Now, Campanelli’s team is building a new computer to remain at the forefront of their field. The computer, called “newHorizons,” will make the Center for Computational Relativity and Gravitation host to one of the largest computing facilities in the region.
“The new cluster will be the main work horse of the center,” says Campanelli, associate professor in RIT’s School for Mathematical Sciences. “It will give us the ability to do more refined simulations. It will also allow students to be able to work with us on projects.”
The computer cluster is a special-purpose machine designed with the best technology available, says Carlos Lousto, associate professor in the School for Mathematical Sciences.
“The kinds of computations we do are different, new,” says Lousto. “Before simulations can advance to the next level, all components of the computer must communicate.”
Lousto designed and built the computer using hardware from California-based Western Scientific. The 85 nodes that make this computer “super” each has its own dual processor, or four amounts of computing units per node. Direct communication between the nodes is made possible by AMD processors, allowing for high-speed interconnections called HTX or hyper thread connections.
Another unusual characteristic is that each node has 16 gigabytes of memory or a total of 1.4 terabytes of memory. In addition, infinite band technology makes the computer especially fast, moving “packages” of information with a lag time or latency of 2.9-microseconds—the fastest rate possible. The computer, which will have 36 terabytes of storage space, will operate at its maximum capacity 24 hours a day for four to five years.
Node-by-node, RIT’s new supercomputer outperforms the computers at the national labs, Lousto says.

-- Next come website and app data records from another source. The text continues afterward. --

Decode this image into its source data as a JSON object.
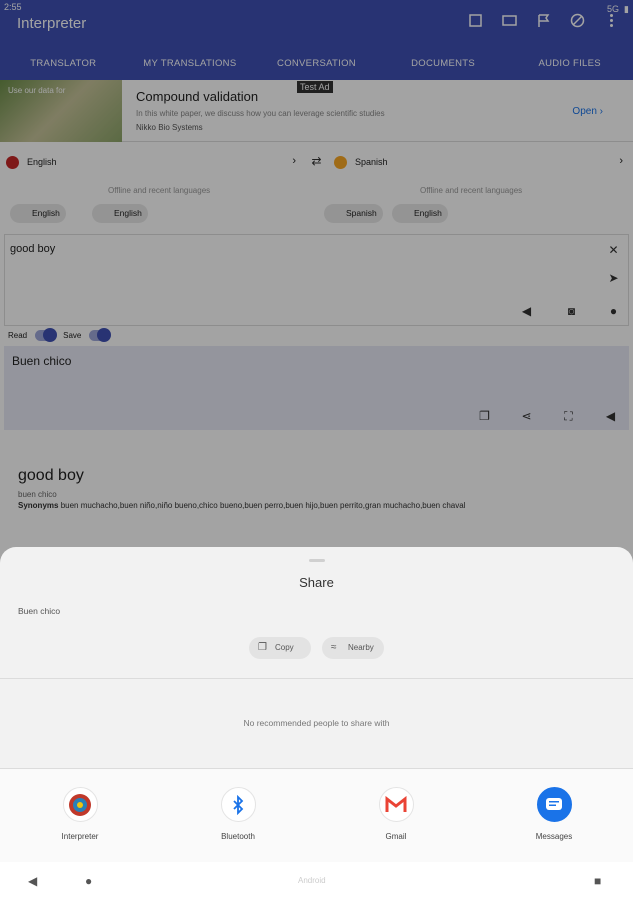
{
  "status": {
    "time": "2:55",
    "signal": "5G"
  },
  "app": {
    "title": "Interpreter",
    "tabs": [
      "TRANSLATOR",
      "MY TRANSLATIONS",
      "CONVERSATION",
      "DOCUMENTS",
      "AUDIO FILES"
    ]
  },
  "ad": {
    "image_text": "Use our data for",
    "badge": "Test Ad",
    "title": "Compound validation",
    "subtitle": "In this white paper, we discuss how you can leverage scientific studies",
    "advertiser": "Nikko Bio Systems",
    "open_label": "Open"
  },
  "languages": {
    "source": "English",
    "target": "Spanish",
    "offline_hint": "Offline and recent languages",
    "source_chips": [
      "English",
      "English"
    ],
    "target_chips": [
      "Spanish",
      "English"
    ]
  },
  "input": {
    "text": "good boy"
  },
  "toggles": {
    "read": "Read",
    "save": "Save"
  },
  "output": {
    "text": "Buen chico"
  },
  "dictionary": {
    "word": "good boy",
    "translation": "buen chico",
    "synonyms_label": "Synonyms",
    "synonyms": "buen muchacho,buen niño,niño bueno,chico bueno,buen perro,buen hijo,buen perrito,gran muchacho,buen chaval"
  },
  "share": {
    "title": "Share",
    "preview": "Buen chico",
    "copy_label": "Copy",
    "nearby_label": "Nearby",
    "no_people": "No recommended people to share with",
    "targets": [
      {
        "label": "Interpreter",
        "icon": "interpreter-app-icon"
      },
      {
        "label": "Bluetooth",
        "icon": "bluetooth-icon"
      },
      {
        "label": "Gmail",
        "icon": "gmail-icon"
      },
      {
        "label": "Messages",
        "icon": "messages-icon"
      }
    ]
  },
  "navbar": {
    "center_text": "Android"
  },
  "colors": {
    "primary": "#3f51b5",
    "sheet_bg": "#f2f2f2",
    "messages_blue": "#1a73e8",
    "gmail_red": "#ea4335"
  }
}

“Other scientists have satellites and telescopes to do scientific research,” says Yosef Zlochower, a research assistant professor in the School for Mathematical Sciences. “We have supercomputers. It’s how we implement and test ideas. And because our simulations can take weeks, we needed the fastest machine possible.”
Computer scientist Hans-Peter Bischof and his students will also use newHorizon to visualize the results of the simulations. “A supercomputer like newHorizon is needed, in order to create useful visualizations out of terabytes of data,” says Bischof, associate professor in computer science at RIT.
The computer is kept in an air-conditioned room that never rises above 62 degrees Fahrenheit. The powerful, 20-ton air conditioning system cools the 85 nodes, each of which consumes 500 watts of electricity and generates a considerable amount of heat. Lousto designed the computer to maximize airflow and space between the clusters to prevent heat-related damage to the machine.
In addition, an automated alert system connected to a heat sensor will detect a rise in room temperature. And, if the electricity fails, powerful back-up batteries will keep the computer going for 15 minutes.
“The battery power will allow for a clean shut down of the machine without damage to hardware and loss of data,” Lousto says.
For more information about the Center for Computational Relativity and Gravitation, visit http://ccrg.rit.edu. The center is located in RIT’s School of Mathematical Sciences.
Rochester Institute of Technology is internationally recognized for academic leadership in computing, engineering, imaging technology, and fine and applied arts, in addition to unparalleled support services for students with hearing loss. More than 15,800 full- and part-time students are enrolled in RIT’s 340 career-oriented and professional programs, and its cooperative education program is one of the oldest and largest in the nation.
For nearly two decades, U.S. News & World Report has ranked RIT among the nation’s leading comprehensive universities. The Princeton Review features RIT in its 2007 Best 361 Colleges rankings and named the university one of America’s “Most Wired Campuses.” RIT is also featured in Barron’s Best Buys in Education.